Work required
If a line in the entries below holds the string "Pledge", copy it.

Information given

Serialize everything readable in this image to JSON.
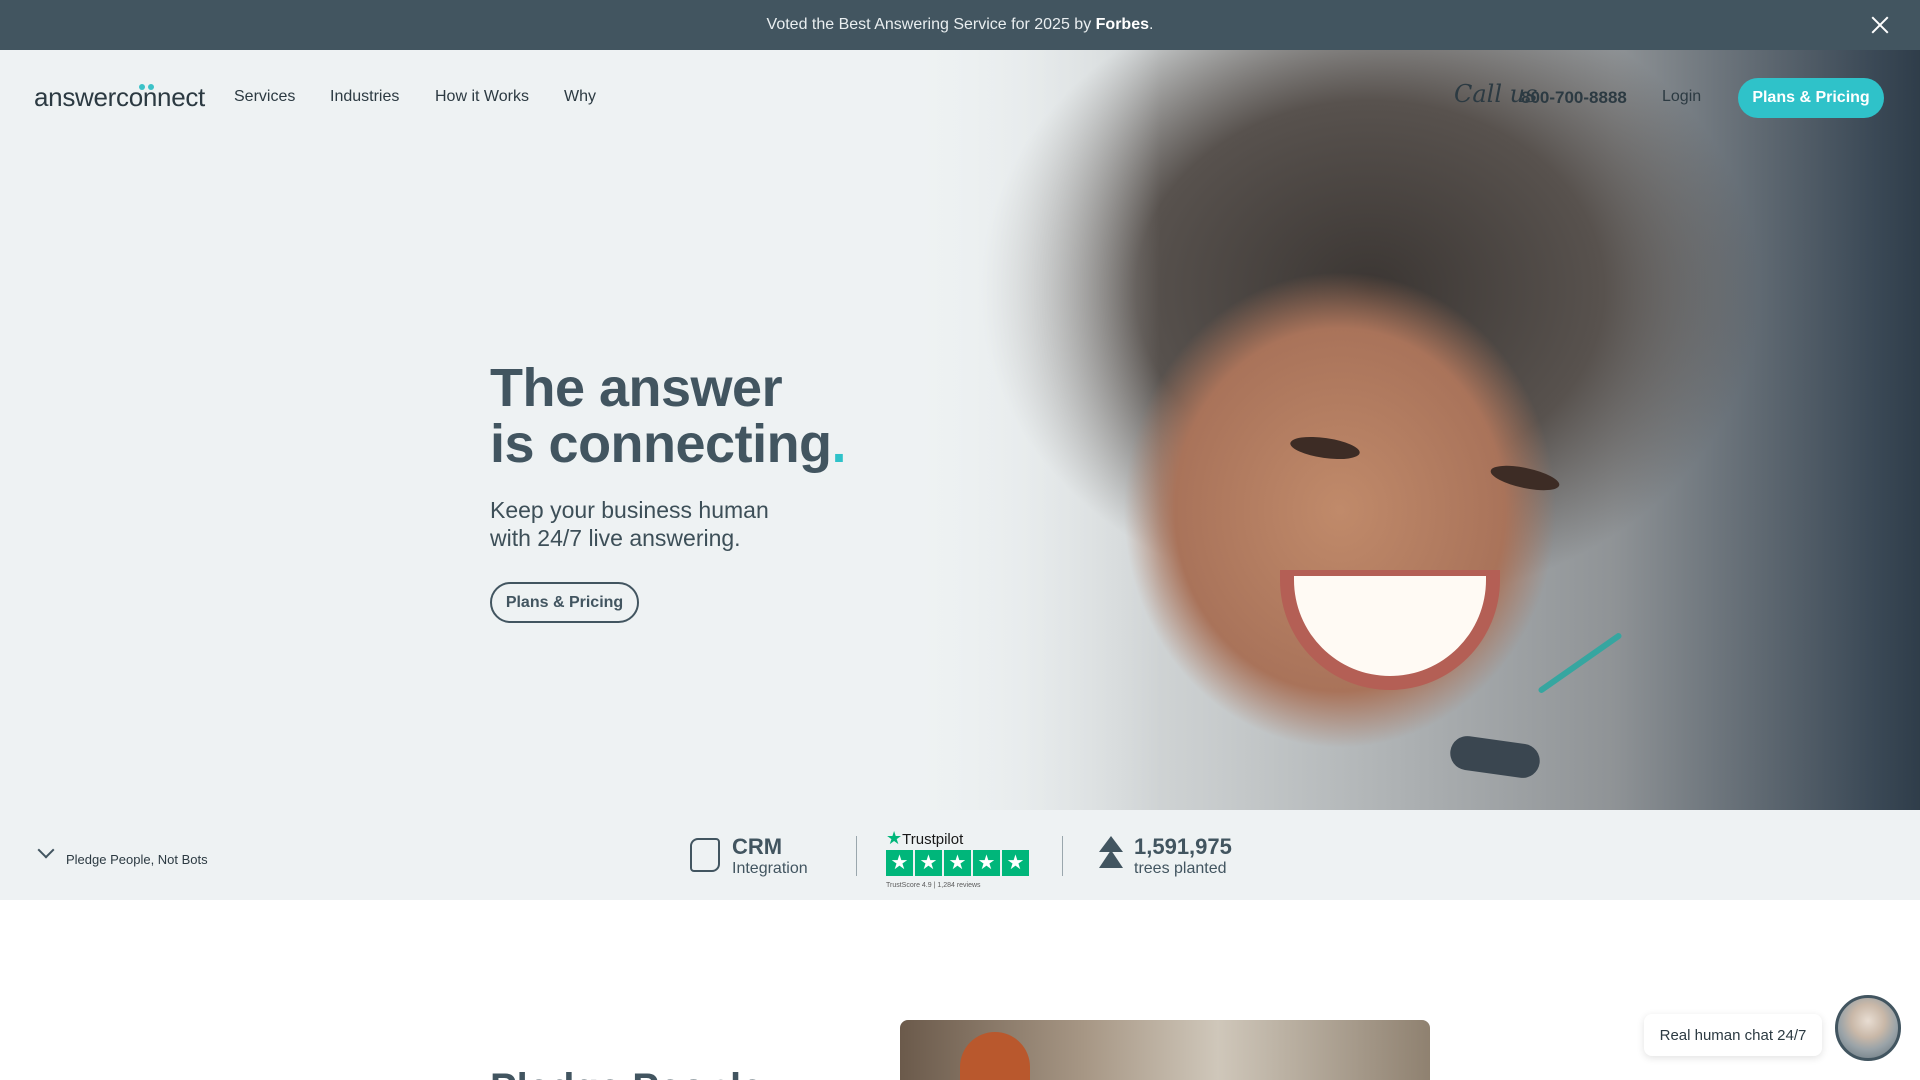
{
  "announcement": {
    "text_pre": "Voted the Best Answering Service for 2025 by ",
    "text_bold": "Forbes",
    "text_post": "."
  },
  "nav": {
    "logo": "answerconnect",
    "links": [
      "Services",
      "Industries",
      "How it Works",
      "Why"
    ],
    "call_us": "Call us",
    "phone": "800-700-8888",
    "login": "Login",
    "cta": "Plans & Pricing"
  },
  "hero": {
    "headline_line1": "The answer",
    "headline_line2": "is connecting",
    "headline_dot": ".",
    "subline": "Keep your business human with 24/7 live answering.",
    "cta": "Plans & Pricing"
  },
  "stats": {
    "pledge": "Pledge People, Not Bots",
    "crm_title": "CRM",
    "crm_sub": "Integration",
    "trustpilot_logo": "Trustpilot",
    "trustpilot_rating": 5,
    "trustpilot_score": "TrustScore 4.9 | 1,284 reviews",
    "trees_count": "1,591,975",
    "trees_label": "trees planted"
  },
  "below": {
    "title": "Pledge People"
  },
  "chat": {
    "label": "Real human chat 24/7"
  },
  "colors": {
    "accent": "#2fc2c9",
    "dark": "#425560",
    "announce_bg": "#425560",
    "trustpilot": "#00b67a"
  },
  "icons": [
    "close-icon",
    "chevron-down-icon",
    "puzzle-icon",
    "trustpilot-star-icon",
    "tree-icon"
  ]
}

Written solution
    "pledge": "Pledge People, Not Bots",
    "title": "Pledge People"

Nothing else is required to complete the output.